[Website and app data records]

• • • • • • •

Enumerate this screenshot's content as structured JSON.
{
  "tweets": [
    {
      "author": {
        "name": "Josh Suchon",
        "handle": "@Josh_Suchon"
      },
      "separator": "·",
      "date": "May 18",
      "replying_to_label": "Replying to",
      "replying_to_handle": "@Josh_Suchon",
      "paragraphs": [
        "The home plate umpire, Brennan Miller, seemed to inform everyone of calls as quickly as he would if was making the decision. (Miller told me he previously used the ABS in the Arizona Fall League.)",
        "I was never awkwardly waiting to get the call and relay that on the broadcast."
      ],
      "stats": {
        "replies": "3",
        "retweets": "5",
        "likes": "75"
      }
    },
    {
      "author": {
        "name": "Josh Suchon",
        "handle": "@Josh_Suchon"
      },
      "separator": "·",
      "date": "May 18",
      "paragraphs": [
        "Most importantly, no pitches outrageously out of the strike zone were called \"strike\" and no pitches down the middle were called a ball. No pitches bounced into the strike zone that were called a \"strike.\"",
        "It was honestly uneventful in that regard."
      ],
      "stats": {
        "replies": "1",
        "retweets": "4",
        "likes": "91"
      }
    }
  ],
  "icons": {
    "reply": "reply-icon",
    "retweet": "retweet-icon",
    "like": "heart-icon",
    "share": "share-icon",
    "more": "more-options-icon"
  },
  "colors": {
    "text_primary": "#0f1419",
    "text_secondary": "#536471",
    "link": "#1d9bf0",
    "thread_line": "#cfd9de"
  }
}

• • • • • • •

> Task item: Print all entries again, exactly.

> Result:
Enumerate this screenshot's content as structured JSON.
{
  "tweets": [
    {
      "author": {
        "name": "Josh Suchon",
        "handle": "@Josh_Suchon"
      },
      "separator": "·",
      "date": "May 18",
      "replying_to_label": "Replying to",
      "replying_to_handle": "@Josh_Suchon",
      "paragraphs": [
        "The home plate umpire, Brennan Miller, seemed to inform everyone of calls as quickly as he would if was making the decision. (Miller told me he previously used the ABS in the Arizona Fall League.)",
        "I was never awkwardly waiting to get the call and relay that on the broadcast."
      ],
      "stats": {
        "replies": "3",
        "retweets": "5",
        "likes": "75"
      }
    },
    {
      "author": {
        "name": "Josh Suchon",
        "handle": "@Josh_Suchon"
      },
      "separator": "·",
      "date": "May 18",
      "paragraphs": [
        "Most importantly, no pitches outrageously out of the strike zone were called \"strike\" and no pitches down the middle were called a ball. No pitches bounced into the strike zone that were called a \"strike.\"",
        "It was honestly uneventful in that regard."
      ],
      "stats": {
        "replies": "1",
        "retweets": "4",
        "likes": "91"
      }
    }
  ],
  "icons": {
    "reply": "reply-icon",
    "retweet": "retweet-icon",
    "like": "heart-icon",
    "share": "share-icon",
    "more": "more-options-icon"
  },
  "colors": {
    "text_primary": "#0f1419",
    "text_secondary": "#536471",
    "link": "#1d9bf0",
    "thread_line": "#cfd9de"
  }
}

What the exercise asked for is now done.